During a year when the virus that causes COVID-19 demonstrated how swiftly it could change the world, the opening at the helm of the U.S. President’s Emergency Plan for AIDS Relief showed a much larger — and potentially more powerful — force at a standstill, even as the critical goal of ending another global public health threat hung in the balance.
Open since January, leadership of the U.S. flagship infectious disease response is more urgently needed now than ever before.
In the year since its spread was recognized as a pandemic, COVID-19 has thrown unprecedented challenges at families, communities, economies and health care infrastructures worldwide with devastating impacts to global gains against the spread and toll of HIV and tuberculosis, the leading killer of people living with HIV.
The pandemic has disrupted access to HIV testing, which is critical to disease surveillance and informed effective responses. It has brought new barriers to accessing care and antiretroviral treatment — essential to protecting individuals from serious illnesses and preventable deaths and to protecting public health by preventing transmission. And, for the most marginalized people worldwide who have been disproportionately affected by the HIV pandemic and the current COVID-19 pandemic, access to effective prevention measures, including pre-exposure prophylactic use of antiretroviral treatment, has slipped further from their grasp. Screening for tuberculosis, now, finally a global standard of care for people diagnosed with HIV, also has suffered, along with access to the treatments essential to containing the spread and toll of what, until the last year, has been the world’s deadliest infectious disease.
All of this threatens not only the gains we have made against HIV, but crucial goals we have set to end HIV as a global health threat by ensuring sufficient percentages of people living with HIV are diagnosed and providing consistent access to effective treatments to suppress the virus to undetectable and untransmissible levels. As the numbers of people living with HIV rises, so do the challenges and economic costs of reaching them, as well as the time it will take to achieve that goal. And as a new generation across Africa, the continent hardest hit by HIV, grows into the age group of greatest risk of HIV infection, we don’t have that time to waste.
For those reasons, the delay in naming a new PEPFAR leader calls into question our commitment to the humanitarian vision and recognition of our common good that was manifested with the launch of PEPFAR, and the extraordinary investments made over the years since in evidence-based solutions to our shared challenges.
If that commitment is wavering, we are in terrible trouble. As we enter the second year of the COVID-19 pandemic, now more than ever we need to build on the successful public health and care delivery foundation created by PEPFAR. That includes a strong global health mechanism with laboratory, health infrastructure and procurement systems in the field. Now, it should be clear, PEPFAR’s infrastructure must be further strengthened to help respond to future health threats while ensuring the continuation of life-saving HIV services during health emergencies. In addition, the whole-of-government approach and ability to convene experts and resources across federal agencies that has been pivotal to PEPFAR’s strides against HIV will be crucial to finishing the work we started toward ending that pandemic, as well as building worldwide readiness for future threats. Appointed and accountable PEPFAR leadership will be essential to that work ahead.
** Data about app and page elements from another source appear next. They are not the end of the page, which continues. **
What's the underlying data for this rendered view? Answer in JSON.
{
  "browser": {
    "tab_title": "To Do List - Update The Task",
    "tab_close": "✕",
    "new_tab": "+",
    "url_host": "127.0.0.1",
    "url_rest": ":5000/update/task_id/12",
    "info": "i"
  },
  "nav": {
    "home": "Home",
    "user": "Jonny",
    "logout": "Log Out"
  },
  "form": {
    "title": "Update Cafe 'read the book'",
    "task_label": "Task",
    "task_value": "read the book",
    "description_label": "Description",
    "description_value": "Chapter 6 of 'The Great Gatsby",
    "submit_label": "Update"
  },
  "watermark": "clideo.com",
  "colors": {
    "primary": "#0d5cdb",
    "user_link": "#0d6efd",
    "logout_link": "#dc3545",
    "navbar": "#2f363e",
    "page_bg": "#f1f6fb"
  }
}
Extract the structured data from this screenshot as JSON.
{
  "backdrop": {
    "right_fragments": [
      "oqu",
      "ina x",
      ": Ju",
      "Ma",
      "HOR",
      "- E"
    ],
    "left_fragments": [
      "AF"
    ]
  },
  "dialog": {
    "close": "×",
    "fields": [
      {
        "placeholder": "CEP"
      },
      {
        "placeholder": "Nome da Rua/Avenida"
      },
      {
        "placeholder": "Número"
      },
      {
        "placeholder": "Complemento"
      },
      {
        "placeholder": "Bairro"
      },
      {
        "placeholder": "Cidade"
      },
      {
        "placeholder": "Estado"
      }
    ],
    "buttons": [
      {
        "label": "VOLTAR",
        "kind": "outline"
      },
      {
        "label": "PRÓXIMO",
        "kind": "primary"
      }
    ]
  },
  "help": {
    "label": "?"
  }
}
A new PEPFAR leader, named by the White House and confirmed by the Senate, will be important to showing the world our renewed commitment to global health when the United Nations convenes its high-level meeting on HIV in June.
A decade and a half after PEPFAR’s historic launch, a slate of experienced, committed global health and HIV leaders stand ready and willing to lead PEPFAR into its next phase and end HIV, once and for all, as a pandemic. It is time to pick one of them.
Carlos del Rio, M.D., FIDSA, is vice president of the Infectious Diseases Society of America. He is a professor of medicine at Emory University School of Medicine and of global health and epidemiology at Emory’s Rollins School of Public Health, principal investigator and co-director of the Emory Center for AIDS Research, and co-principal investigator of the Emory-CDC HIV Clinical Trials Unit and Emory Vaccine and Treatment Evaluation Unit. He is also the international secretary of the National Academy of Medicine and the Chair of the PEPFAR Scientific Advisory Board.